The International Year for People of African Descent aims to acknowledge and promote the achievements made by people of African descent and to increase international collaboration for their benefit.
The following precise goals for the International Decade were defined by resolution:
In order to ensure that individuals of African origin can fully exercise their economic, social, cultural, civil, and political rights and participate equally and fully in all facets of society, national, regional, and international action and collaboration must be strengthened;
To increase awareness of and respect for the rich heritage, culture, and contributions of people of African origin to society's growth;
Establishing and strengthening legal frameworks at the national, regional, and international levels in accordance with the International Convention on the Elimination of All Forms of Racial Discrimination and the Durban Declaration and Programme of Action, and ensuring their effective and complete implementation.
The tenth anniversary of the Durban Conference, which focused on issues of structural discrimination against people of African ancestry and produced the Durban Declaration and Programme of Action, fell within the International Year for People of African Descent (DDPA). These structural discrimination-related issues include:
Administration of the law.
The gathering of data that has been broken down as a weapon against structural prejudice.
The Working Group of Experts on People of African Descent and other organizations suggested several ways for nations to observe the year. They want to significantly advance the fight against prejudices against persons of African heritage, including racism, racial discrimination, xenophobia, and other associated prejudices. These included activities like conferences, workshops, expositions, as well as instructional ones, although they weren't limited to those. To make the International Year for People of African Descent a success, the UN urges all nations to take part in various events.
In particular, the Guyanese government celebrated the year by highlighting the distinctive contributions that Guyanese of African descent have made to the nation's history, culture, and multiethnic heritage. The Ministry of Culture, Youth, and Sport of Guyana will coordinate a countrywide program of events and activities to honor and recognize the rich legacy of individuals of African descent and their unique contribution to Guyana's establishment and growth as a nation.

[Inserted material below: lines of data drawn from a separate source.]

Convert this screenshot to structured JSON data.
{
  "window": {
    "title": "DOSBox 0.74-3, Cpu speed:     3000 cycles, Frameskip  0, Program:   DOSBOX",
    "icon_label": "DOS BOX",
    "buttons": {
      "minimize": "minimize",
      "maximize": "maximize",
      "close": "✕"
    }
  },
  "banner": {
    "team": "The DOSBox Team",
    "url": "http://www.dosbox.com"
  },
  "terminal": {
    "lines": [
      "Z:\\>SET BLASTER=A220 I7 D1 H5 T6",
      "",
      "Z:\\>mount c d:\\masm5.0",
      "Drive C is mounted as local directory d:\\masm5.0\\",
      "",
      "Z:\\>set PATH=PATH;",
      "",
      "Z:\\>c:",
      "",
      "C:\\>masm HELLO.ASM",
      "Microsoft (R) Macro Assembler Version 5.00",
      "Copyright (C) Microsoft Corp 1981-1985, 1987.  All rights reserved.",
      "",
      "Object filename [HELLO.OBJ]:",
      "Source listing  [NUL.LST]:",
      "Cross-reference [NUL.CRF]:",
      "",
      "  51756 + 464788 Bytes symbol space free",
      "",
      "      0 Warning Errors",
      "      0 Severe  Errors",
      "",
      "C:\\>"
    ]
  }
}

Since ancient times, people of African heritage have endured slavery, institutional discrimination, and racism. Due in major part to the numerous African descendants who were carried from Africa by the trans-Atlantic slave trade, many are distributed around the world. The most egregious instance of structural prejudice is presented in this circumstance.
Numerous studies have been conducted throughout the years to address the plight of those of African heritage, but there hasn't been much practical action taken as a result. There is an urgent need for a number of the concrete special measures that have been identified, with regular evaluation of effectiveness and results, and for the concerned governments to assume proactive ownership of the process with the assistance of the international community.